Work order — Among the entries, which lines carry the string "this"? Copy every one.

Supplied records —
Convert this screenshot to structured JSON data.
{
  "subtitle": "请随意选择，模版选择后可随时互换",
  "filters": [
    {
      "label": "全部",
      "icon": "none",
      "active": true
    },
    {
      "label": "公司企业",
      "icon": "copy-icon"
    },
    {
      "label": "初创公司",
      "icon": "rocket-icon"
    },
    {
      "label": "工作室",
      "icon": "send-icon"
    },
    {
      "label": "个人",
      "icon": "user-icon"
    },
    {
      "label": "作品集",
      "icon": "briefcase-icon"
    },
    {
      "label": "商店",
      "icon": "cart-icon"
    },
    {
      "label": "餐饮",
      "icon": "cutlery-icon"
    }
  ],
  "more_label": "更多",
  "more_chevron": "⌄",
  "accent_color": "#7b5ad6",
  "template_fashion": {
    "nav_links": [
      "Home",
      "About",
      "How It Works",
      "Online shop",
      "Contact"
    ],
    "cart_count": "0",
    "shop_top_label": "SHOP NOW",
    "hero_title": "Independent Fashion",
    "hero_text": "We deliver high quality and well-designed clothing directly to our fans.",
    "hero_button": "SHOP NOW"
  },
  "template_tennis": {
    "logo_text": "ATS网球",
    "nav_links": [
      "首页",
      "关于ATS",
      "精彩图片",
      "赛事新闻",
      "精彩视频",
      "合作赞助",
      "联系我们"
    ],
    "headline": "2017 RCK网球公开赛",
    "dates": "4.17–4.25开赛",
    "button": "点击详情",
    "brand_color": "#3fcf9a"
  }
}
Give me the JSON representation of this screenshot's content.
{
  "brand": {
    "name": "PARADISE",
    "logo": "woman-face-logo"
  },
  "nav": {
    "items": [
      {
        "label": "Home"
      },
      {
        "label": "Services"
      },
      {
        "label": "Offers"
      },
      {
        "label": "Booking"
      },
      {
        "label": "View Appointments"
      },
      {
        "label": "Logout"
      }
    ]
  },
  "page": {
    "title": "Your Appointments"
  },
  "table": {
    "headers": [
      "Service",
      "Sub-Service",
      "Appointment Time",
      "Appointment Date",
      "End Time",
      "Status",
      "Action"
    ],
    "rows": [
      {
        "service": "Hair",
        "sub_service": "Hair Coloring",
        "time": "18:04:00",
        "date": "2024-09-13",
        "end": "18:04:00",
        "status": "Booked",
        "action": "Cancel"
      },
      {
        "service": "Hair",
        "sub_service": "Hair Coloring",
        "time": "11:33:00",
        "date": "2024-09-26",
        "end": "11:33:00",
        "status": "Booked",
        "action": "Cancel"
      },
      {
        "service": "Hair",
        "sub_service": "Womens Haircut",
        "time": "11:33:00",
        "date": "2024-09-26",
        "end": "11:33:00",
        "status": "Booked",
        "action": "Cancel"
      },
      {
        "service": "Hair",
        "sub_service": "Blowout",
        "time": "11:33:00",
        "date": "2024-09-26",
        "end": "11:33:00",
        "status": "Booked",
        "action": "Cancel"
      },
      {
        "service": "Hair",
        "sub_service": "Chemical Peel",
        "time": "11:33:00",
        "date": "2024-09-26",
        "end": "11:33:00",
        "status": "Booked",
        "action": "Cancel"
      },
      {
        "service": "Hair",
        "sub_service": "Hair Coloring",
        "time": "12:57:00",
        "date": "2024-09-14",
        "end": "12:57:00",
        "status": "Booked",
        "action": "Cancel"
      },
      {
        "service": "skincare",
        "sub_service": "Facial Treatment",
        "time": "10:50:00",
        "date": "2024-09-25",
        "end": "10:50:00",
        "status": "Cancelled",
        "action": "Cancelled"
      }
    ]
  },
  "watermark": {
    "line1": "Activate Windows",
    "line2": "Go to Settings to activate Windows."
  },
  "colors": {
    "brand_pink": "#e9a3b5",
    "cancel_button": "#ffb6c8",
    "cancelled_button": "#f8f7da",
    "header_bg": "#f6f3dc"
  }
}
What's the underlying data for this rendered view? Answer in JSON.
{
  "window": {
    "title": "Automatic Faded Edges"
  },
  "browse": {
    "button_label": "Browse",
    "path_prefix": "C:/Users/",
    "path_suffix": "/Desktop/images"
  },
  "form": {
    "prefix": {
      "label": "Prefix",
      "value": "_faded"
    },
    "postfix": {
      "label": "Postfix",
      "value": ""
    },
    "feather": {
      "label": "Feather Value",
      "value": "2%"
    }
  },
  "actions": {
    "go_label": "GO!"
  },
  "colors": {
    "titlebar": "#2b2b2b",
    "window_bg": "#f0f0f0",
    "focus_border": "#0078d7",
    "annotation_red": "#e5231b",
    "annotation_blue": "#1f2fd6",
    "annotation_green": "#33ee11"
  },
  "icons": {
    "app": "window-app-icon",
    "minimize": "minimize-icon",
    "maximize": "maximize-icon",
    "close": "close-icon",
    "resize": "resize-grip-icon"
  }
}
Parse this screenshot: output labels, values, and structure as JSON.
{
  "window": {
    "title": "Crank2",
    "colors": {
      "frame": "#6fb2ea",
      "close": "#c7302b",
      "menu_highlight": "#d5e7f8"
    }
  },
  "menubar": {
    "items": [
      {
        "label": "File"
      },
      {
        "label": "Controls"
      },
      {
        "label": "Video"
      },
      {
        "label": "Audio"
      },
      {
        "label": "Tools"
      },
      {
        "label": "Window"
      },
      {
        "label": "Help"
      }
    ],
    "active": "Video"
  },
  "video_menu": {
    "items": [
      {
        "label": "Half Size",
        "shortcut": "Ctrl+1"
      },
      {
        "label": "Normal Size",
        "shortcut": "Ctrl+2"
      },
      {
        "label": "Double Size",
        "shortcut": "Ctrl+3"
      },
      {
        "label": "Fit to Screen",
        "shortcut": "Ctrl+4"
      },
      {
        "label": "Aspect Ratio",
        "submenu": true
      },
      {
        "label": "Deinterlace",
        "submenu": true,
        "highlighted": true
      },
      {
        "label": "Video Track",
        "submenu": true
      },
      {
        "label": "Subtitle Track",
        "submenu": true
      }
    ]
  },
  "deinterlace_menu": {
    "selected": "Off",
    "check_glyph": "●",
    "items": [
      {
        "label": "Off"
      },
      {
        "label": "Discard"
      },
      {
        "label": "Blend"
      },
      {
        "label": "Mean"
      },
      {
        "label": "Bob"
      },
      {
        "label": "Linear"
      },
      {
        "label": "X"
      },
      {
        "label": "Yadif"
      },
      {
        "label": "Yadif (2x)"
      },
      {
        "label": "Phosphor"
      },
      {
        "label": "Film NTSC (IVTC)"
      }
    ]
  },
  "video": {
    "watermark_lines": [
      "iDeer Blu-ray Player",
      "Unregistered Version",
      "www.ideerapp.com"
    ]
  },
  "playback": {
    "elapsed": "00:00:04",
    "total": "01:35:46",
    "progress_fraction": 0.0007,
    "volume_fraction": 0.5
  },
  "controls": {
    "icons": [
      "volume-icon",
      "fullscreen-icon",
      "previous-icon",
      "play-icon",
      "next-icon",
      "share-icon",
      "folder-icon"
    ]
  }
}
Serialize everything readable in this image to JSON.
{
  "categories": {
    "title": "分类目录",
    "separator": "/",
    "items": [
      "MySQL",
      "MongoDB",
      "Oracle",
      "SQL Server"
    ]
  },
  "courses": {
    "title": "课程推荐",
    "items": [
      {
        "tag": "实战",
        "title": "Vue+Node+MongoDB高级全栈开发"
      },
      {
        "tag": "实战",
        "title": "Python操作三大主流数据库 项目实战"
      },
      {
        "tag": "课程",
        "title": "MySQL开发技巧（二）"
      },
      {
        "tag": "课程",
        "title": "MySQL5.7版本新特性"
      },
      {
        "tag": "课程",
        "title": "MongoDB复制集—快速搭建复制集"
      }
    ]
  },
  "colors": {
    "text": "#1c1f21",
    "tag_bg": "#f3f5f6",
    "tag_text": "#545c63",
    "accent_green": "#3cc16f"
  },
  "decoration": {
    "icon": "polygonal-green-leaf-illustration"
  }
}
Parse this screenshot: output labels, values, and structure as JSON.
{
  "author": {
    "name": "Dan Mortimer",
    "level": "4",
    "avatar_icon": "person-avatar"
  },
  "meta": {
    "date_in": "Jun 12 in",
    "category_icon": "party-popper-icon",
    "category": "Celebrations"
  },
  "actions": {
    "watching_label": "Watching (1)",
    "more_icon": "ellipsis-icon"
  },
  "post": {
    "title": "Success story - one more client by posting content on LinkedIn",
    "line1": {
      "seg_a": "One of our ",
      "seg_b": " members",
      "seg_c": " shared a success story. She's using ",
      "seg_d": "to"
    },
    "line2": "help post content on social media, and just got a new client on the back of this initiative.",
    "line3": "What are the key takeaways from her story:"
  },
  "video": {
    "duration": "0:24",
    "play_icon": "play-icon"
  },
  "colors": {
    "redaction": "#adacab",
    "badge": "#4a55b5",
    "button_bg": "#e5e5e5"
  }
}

Answer for the task —
Convert this screenshot to structured JSON data.
Give me the JSON representation of this screenshot's content.
What's the underlying data for this rendered view? Answer in JSON.
Parse this screenshot: output labels, values, and structure as JSON.
Serialize everything readable in this image to JSON.
Parse this screenshot: output labels, values, and structure as JSON.
    "line2": "help post content on social media, and just got a new client on the back of this initiative.",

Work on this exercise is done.